(Recorded data)
━━━

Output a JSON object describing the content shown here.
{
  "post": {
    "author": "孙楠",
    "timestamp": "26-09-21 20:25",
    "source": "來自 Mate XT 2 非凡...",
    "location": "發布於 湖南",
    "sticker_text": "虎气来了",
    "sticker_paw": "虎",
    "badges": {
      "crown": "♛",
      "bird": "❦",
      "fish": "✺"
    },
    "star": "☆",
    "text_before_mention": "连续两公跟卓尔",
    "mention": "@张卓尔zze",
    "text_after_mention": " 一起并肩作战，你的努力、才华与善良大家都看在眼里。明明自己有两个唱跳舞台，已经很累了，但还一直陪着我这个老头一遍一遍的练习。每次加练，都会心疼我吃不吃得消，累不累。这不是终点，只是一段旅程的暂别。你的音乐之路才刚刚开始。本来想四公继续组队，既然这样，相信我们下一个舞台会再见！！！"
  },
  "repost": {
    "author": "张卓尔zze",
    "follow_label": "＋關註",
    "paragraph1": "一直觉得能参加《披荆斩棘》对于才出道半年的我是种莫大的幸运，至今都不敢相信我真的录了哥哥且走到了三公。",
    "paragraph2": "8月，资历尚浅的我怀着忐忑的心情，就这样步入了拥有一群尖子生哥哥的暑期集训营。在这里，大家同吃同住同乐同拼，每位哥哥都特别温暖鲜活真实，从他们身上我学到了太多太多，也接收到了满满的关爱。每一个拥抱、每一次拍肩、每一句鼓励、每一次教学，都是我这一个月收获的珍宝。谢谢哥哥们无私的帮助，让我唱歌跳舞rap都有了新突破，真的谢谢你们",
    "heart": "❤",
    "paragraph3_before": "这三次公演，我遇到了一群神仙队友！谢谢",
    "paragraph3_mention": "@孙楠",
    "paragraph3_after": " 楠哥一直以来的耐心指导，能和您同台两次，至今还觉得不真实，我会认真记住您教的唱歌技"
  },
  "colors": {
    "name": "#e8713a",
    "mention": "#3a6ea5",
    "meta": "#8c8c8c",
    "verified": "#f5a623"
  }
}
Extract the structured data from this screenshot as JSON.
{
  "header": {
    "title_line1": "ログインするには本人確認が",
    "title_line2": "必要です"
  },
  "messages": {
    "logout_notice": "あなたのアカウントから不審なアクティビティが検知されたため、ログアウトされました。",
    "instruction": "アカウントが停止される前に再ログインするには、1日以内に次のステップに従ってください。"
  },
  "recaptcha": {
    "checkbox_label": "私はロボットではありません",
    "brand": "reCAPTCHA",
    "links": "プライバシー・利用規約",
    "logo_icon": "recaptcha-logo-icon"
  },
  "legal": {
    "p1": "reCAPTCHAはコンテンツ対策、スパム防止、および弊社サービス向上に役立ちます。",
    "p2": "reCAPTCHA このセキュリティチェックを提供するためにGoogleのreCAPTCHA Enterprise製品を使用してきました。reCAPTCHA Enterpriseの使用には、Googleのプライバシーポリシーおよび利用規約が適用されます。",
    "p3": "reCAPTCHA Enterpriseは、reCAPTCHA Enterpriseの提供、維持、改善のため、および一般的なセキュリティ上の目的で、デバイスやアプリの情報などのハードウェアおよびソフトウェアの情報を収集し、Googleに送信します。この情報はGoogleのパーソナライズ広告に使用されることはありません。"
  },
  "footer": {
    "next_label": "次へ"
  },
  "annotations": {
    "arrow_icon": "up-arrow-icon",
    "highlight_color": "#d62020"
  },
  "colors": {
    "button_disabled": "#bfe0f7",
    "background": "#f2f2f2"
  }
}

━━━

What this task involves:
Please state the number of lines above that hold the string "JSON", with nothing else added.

Solution:
2